Smoking as a risk factor in women
a systematic review
The number of women who are smoking is increasing. There are 1.1 billion people who are smoking, and among them, one fifth is women. (WHO, 1997) Smoking can be regarded as a form of recreational drug use. It is known to all that smoking is bad for the lung and also the whole body, because the substance of cigarettes gas come the blood stream by lung. For long term speakers, it is easier for them to get lung cancer, heart attacks, strokes and so on. And for long term smoking women, low birth weight of infants is a result. Smoking may reduce people’s stress, so that’s why there are a lot of people addicted to smoking.

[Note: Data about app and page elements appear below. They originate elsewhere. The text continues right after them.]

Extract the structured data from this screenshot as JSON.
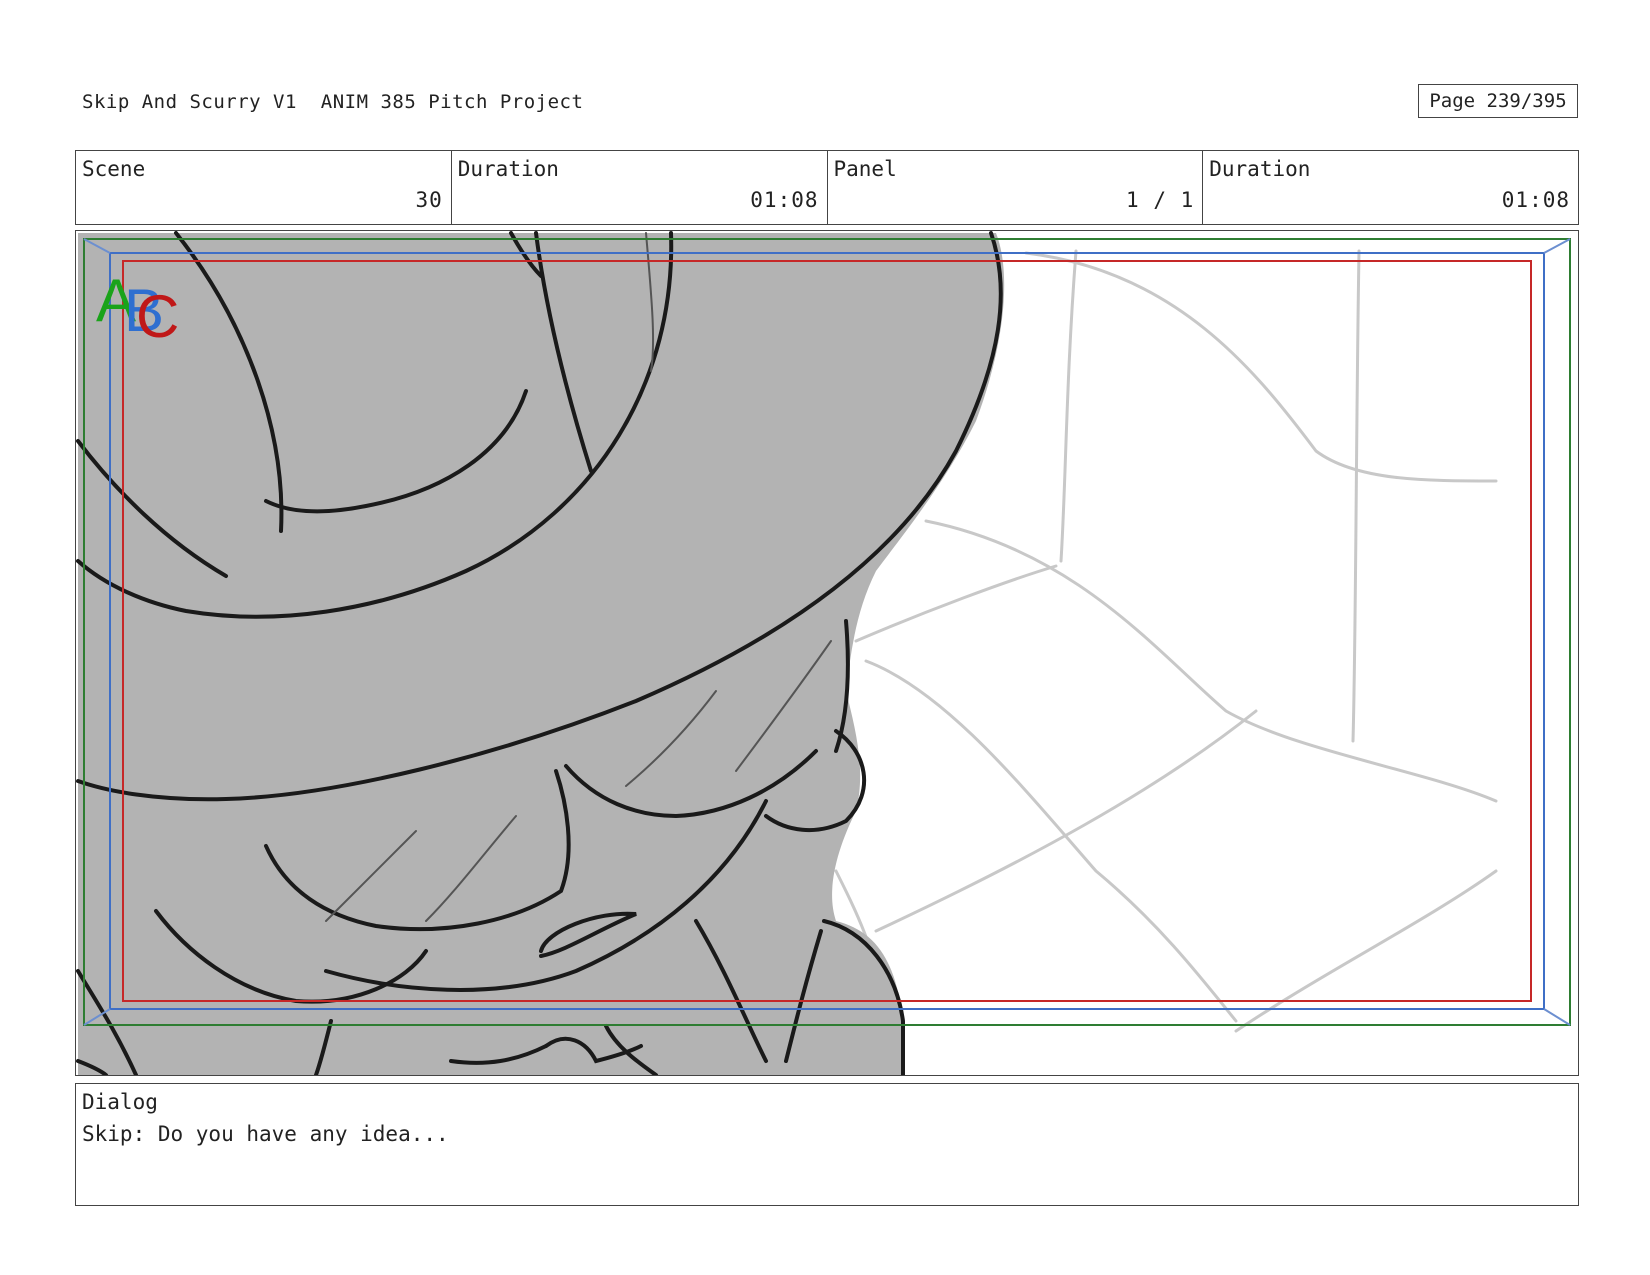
{
  "header": {
    "title": "Skip And Scurry V1  ANIM 385 Pitch Project",
    "page": "Page 239/395"
  },
  "info": {
    "scene_label": "Scene",
    "scene_value": "30",
    "duration_label": "Duration",
    "duration_value": "01:08",
    "panel_label": "Panel",
    "panel_value": "1 / 1",
    "panel_duration_label": "Duration",
    "panel_duration_value": "01:08"
  },
  "safe_area_markers": {
    "a": "A",
    "b": "B",
    "c": "C",
    "colors": {
      "a": "#1aa31a",
      "b": "#2f6fd0",
      "c": "#c01818"
    }
  },
  "dialog": {
    "label": "Dialog",
    "text": "Skip: Do you have any idea..."
  }
}
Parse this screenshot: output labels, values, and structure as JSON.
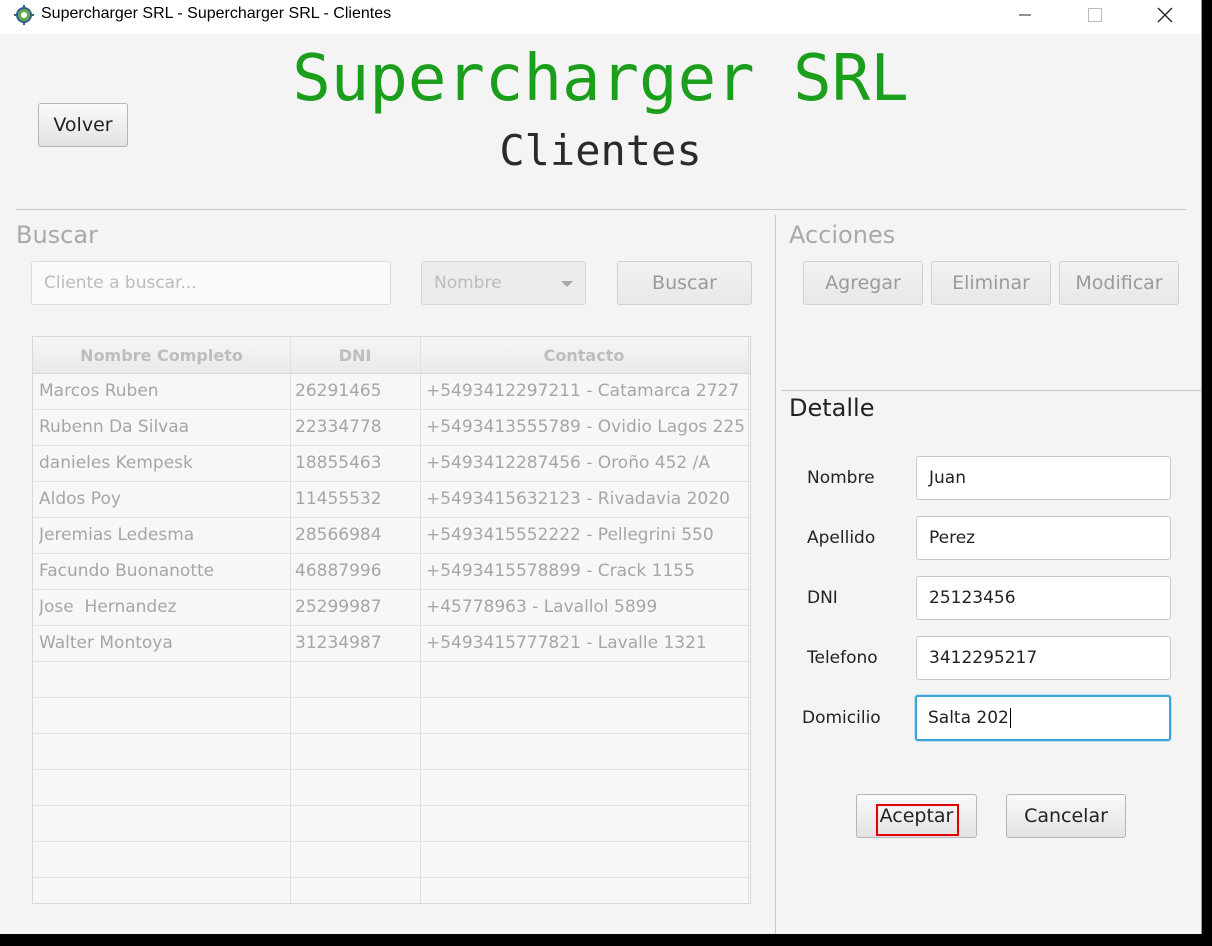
{
  "window": {
    "title": "Supercharger SRL - Supercharger SRL - Clientes"
  },
  "header": {
    "brand": "Supercharger SRL",
    "subtitle": "Clientes",
    "back_label": "Volver"
  },
  "search": {
    "title": "Buscar",
    "placeholder": "Cliente a buscar...",
    "filter_value": "Nombre",
    "button_label": "Buscar"
  },
  "table": {
    "columns": [
      "Nombre Completo",
      "DNI",
      "Contacto"
    ],
    "rows": [
      [
        "Marcos Ruben",
        "26291465",
        "+5493412297211 - Catamarca 2727"
      ],
      [
        "Rubenn Da Silvaa",
        "22334778",
        "+5493413555789 - Ovidio Lagos 225"
      ],
      [
        "danieles Kempesk",
        "18855463",
        "+5493412287456 - Oroño 452 /A"
      ],
      [
        "Aldos Poy",
        "11455532",
        "+5493415632123 - Rivadavia 2020"
      ],
      [
        "Jeremias Ledesma",
        "28566984",
        "+5493415552222 - Pellegrini 550"
      ],
      [
        "Facundo Buonanotte",
        "46887996",
        "+5493415578899 - Crack 1155"
      ],
      [
        "Jose  Hernandez",
        "25299987",
        "+45778963 - Lavallol 5899"
      ],
      [
        "Walter Montoya",
        "31234987",
        "+5493415777821 - Lavalle 1321"
      ]
    ]
  },
  "actions": {
    "title": "Acciones",
    "add_label": "Agregar",
    "delete_label": "Eliminar",
    "modify_label": "Modificar"
  },
  "detail": {
    "title": "Detalle",
    "fields": [
      {
        "label": "Nombre",
        "value": "Juan"
      },
      {
        "label": "Apellido",
        "value": "Perez"
      },
      {
        "label": "DNI",
        "value": "25123456"
      },
      {
        "label": "Telefono",
        "value": "3412295217"
      },
      {
        "label": "Domicilio",
        "value": "Salta 202"
      }
    ],
    "accept_label": "Aceptar",
    "cancel_label": "Cancelar"
  },
  "colors": {
    "brand": "#1b9e1b",
    "focus": "#3ea2d8",
    "highlight_box": "#e00000"
  }
}
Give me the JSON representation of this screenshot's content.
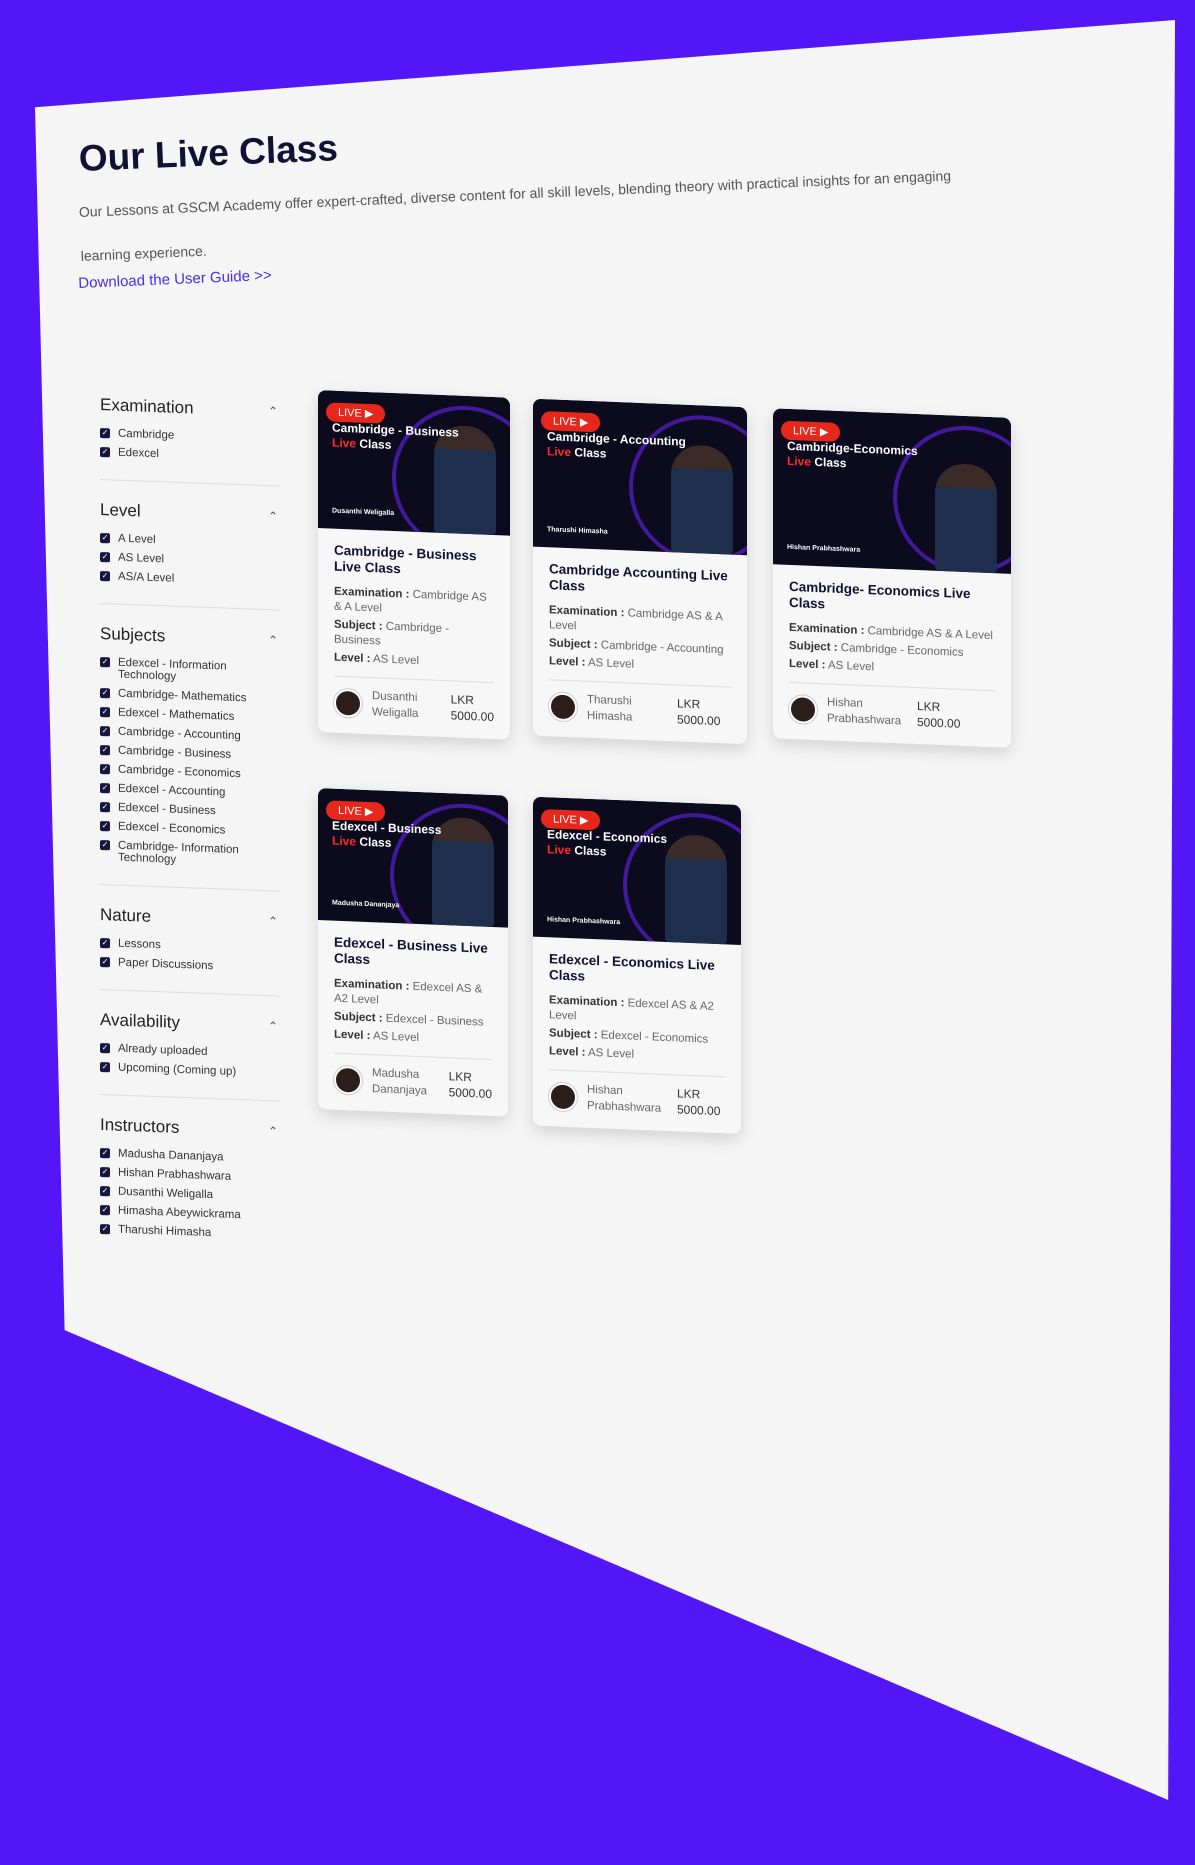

In this article, the scientists estimate the effect of smoking on coronary heart disease in women compared with men after accounting for sex differences in other major risk factors. The scientists reviewed 8005 abstracts and 26articles to analyzed data. 3912809 individuals and 67075 coronary heart disease events are included. The scientists selected cohort studies that were satisfied by sex ith measures if relative risk, and associated variability, for coronary heart disease and current smoking compared with not smoking. The scientists pooled data from 53 studies and estimated relative risk ratios between men and women. However, there is no significant evidence that there should be a sex difference in the relative risks between participants who had never smoked and those who had smoked a lot previously. (Huxley, R. R., & Woodward, M. 2011) Of the main causes of coronary heart disease, cigarette smoking is one, and will remain so as populations that have so far been relatively unscathed by the smoking epidemic begin to smoke to a degree previously noted only in high-income countries. This expectation is especially true for young women in whom the popularity of smoking, particularly in some low income and middle-income countries, might be on the rise. (Gilmore A, et al., 2004 & USCDCP, 2011) Thus, after taking classic cardiovascular risk factors into consideration, women had a 25% higher risk for coronary heart disease obviously conferred by cigarette smoking compared with men. Clinically, physicians and health professionals should be encouraged to make contributions to promote smoking cessation in all individuals. (Huxley, R. R., & Woodward, M. 2011) The worldwide tobacco control programs should make efforts to take care of women, especially of where, the number of smoking young women is increasing rapidly.